Girl Scout cookies. Those three words breed some strange mix of excitement and anxiety deep inside my soul.
I love Girl Scout cookies. I’m always excited when I start hearing about them because it means spring is on the way.
But things have changed since I was a Girl Scout. Way back then, we put on our little Brownie vests, stomped up and down the streets with an order form in hand, and gave our cutest won’t-you-please buy-some-cookies smiles to every person on the block, whether we knew them or not. Several weeks later, we rang those doorbells again to hand over the Thin Mints in exchange for a few bucks.
These days, each Girl Scout has to estimate how many she can sell and PRE-ORDER those cookies. If a girl orders 100 boxes of cookies, she is responsible for turning in $400. Now do you see where my anxiety comes from?
Honestly, I like the new method of sales because you don’t have to go around twice. There are no messy order forms – just an upfront fair trade. Still, I get a little nervous that for some reason, this will be the year people decide to stick to their diets and stop supporting the Girl Scouts, leaving me with the tab.
Here comes the kindness. My daughter decided she would sell 60 boxes of cookies this year. Several weeks into it, we still had 54 boxes left. I ate 6 boxes.
I was confessing all of this to a very kind man who works at the YMCA. His response was, “Well, just tell her to try and finish selling them and then send her in to see me.”
A week later, we went into the Y with our leftovers: 12 boxes. That kind man made my daughter’s day when he told her he wanted to buy ALL 12 BOXES. She grinned from ear to ear but was completely speechless when he asked her to hunt down another 2 cases, so he could buy those, too.
I thought I had found my Girl Scout-cookie-eating soul mate. As I was getting ready to ask where we should meet to chow down on those Peanut Butter Patties, this sweet man told me about another turn of kindness.

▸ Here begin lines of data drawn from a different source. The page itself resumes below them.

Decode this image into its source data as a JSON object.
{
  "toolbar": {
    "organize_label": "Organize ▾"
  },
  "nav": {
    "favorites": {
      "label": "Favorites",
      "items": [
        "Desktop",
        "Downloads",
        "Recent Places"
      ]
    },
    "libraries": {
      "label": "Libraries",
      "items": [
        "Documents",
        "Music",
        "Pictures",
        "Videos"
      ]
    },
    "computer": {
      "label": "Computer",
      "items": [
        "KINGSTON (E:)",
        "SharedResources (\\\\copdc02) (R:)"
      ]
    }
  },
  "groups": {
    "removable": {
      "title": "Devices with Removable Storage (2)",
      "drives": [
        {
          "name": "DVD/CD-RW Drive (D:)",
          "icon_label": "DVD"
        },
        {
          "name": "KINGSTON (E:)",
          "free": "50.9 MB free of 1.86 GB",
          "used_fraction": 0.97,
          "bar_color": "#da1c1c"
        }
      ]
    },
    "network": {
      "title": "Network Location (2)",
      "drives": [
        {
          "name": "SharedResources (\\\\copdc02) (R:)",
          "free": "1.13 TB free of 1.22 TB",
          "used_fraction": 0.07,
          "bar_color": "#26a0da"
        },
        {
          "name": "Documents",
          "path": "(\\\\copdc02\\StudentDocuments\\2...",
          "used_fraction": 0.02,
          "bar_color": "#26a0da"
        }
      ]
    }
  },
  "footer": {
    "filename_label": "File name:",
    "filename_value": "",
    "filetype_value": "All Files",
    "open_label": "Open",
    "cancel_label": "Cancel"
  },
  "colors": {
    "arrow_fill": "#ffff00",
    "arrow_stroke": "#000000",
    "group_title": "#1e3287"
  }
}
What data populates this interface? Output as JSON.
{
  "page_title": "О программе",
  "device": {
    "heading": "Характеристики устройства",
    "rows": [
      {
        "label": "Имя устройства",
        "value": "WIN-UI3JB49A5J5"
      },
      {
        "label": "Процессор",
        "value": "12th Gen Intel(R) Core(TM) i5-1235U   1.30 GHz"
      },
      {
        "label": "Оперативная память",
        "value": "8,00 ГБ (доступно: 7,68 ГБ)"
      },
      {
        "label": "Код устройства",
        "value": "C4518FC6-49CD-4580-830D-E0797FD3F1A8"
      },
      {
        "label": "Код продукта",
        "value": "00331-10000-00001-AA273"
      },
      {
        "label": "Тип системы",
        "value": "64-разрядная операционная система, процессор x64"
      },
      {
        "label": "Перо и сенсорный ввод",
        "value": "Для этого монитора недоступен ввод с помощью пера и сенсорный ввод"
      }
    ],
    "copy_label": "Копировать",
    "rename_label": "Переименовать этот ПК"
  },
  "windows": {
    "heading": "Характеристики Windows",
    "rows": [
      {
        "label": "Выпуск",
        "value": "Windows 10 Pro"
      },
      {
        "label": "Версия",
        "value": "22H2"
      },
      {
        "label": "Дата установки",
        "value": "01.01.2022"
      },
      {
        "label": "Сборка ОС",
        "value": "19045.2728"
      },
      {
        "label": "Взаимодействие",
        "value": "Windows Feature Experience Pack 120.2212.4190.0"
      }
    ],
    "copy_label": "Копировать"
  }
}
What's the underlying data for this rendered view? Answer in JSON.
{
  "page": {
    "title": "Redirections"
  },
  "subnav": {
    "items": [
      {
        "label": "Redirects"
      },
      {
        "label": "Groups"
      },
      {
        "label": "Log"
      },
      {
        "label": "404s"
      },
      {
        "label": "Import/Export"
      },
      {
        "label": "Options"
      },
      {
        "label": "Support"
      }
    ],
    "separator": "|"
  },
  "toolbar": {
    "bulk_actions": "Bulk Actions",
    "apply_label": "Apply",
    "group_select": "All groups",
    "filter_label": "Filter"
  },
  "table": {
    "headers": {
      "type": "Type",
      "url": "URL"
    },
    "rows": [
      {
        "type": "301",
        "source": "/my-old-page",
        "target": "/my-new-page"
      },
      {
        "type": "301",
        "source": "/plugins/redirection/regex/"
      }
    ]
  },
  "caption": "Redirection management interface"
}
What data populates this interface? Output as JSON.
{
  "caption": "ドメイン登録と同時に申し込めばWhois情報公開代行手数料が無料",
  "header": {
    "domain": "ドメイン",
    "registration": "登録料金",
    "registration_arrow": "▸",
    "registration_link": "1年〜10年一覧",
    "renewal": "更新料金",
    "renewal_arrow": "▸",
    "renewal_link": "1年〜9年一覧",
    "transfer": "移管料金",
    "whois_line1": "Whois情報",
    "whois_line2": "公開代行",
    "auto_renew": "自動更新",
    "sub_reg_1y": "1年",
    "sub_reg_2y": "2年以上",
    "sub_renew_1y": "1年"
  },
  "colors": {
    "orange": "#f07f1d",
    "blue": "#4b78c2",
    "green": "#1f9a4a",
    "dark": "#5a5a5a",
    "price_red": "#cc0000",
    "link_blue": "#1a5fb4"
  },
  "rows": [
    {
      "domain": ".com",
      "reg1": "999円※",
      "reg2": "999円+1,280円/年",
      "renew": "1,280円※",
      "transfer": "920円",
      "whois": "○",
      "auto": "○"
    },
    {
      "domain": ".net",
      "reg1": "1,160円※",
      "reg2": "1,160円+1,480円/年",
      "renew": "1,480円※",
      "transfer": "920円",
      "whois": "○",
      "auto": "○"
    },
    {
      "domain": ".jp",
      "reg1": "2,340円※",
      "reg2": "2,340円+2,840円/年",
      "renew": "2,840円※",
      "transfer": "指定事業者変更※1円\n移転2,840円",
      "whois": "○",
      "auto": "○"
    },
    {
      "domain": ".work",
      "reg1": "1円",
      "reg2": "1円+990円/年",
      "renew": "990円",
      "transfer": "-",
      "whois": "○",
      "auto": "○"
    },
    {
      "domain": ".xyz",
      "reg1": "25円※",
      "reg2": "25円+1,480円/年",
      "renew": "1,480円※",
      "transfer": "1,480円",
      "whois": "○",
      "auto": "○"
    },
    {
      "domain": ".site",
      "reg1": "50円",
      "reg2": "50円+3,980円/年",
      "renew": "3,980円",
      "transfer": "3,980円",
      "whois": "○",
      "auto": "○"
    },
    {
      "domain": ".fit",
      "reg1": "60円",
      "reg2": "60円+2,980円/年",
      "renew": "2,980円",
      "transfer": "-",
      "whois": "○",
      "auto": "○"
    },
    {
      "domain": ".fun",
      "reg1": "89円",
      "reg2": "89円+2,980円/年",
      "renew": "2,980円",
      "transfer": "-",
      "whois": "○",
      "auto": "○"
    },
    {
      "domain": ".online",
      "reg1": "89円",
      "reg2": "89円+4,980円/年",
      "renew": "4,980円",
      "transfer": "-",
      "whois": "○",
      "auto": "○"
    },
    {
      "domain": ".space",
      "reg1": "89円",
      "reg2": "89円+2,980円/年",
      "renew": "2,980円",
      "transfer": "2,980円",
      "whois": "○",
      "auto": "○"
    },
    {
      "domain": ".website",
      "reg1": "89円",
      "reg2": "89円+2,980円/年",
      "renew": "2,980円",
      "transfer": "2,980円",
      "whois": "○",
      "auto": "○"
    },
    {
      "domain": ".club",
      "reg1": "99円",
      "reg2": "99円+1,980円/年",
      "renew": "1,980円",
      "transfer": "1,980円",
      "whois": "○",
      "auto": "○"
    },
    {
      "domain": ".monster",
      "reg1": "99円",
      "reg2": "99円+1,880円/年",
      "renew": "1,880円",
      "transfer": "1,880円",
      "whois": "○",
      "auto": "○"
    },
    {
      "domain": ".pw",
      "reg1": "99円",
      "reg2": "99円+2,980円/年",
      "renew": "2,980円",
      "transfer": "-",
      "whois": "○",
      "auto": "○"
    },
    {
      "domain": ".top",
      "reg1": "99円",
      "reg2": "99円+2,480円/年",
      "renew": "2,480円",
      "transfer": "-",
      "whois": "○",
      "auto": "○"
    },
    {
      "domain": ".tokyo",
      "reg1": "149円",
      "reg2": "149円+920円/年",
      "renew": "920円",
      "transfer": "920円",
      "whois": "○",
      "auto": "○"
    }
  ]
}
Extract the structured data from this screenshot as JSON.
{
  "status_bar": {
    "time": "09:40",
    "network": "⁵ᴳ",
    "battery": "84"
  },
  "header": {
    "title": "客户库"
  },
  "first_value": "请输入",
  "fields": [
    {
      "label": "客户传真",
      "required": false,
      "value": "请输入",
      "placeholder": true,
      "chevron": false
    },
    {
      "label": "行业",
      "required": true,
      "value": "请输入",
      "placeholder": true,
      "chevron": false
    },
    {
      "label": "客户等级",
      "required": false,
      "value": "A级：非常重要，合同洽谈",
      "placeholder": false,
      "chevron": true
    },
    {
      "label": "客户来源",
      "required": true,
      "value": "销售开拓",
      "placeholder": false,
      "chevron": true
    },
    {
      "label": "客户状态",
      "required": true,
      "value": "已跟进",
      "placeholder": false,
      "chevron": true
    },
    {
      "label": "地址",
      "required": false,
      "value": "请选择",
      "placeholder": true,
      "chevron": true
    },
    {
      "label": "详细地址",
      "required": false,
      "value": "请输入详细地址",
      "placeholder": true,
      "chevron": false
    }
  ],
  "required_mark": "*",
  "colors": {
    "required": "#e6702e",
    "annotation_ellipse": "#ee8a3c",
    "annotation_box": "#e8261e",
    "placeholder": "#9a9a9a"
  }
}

Every year, he buys leftover cookies and takes them to the New Life Center in Fargo. It’s a rescue mission where people without a home can go to get back on their feet. The New Life Center had an average of 98 men a night last year.
I asked my friend why he chooses to donate his time (he’s on the Executive Board of Directors) and his cookies to the New Life Center. He said he loves hearing the success stories that emerge all because people who were in a tough spot had a place to go to regain their power.
The cookies that he drops off for those men might not be a sign from God that everything is going to turn out all right, but then again, it might be. We never know how kindness circulates and multiplies. And who knows what magic can be found in a box of Caramel deLites?
OK Fargo, it’s your turn. I’m still looking for stories of kindness. Please, tell me about a time someone was especially kind to you or a time you did something nice for someone else.
How did it make you feel? What reaction did you get? I truly believe when people read about the joy kindness creates, they will want to try it too, proving yet again, that kindness is contagious.
Send your stories of kindness to me at firstname.lastname@example.org or send a letter to Kindness is Contagious c/o Nicole Phillips, The Forum, 101 5th St. N., Box 2020, Fargo, ND, 58107.
Nicole Phillips is a former television anchor for Fox News in Fargo. She is the mother of three kids and the wife of Bison Men’s Head Basketball Coach Saul Phillips. Her columns run every Saturday in SheSays.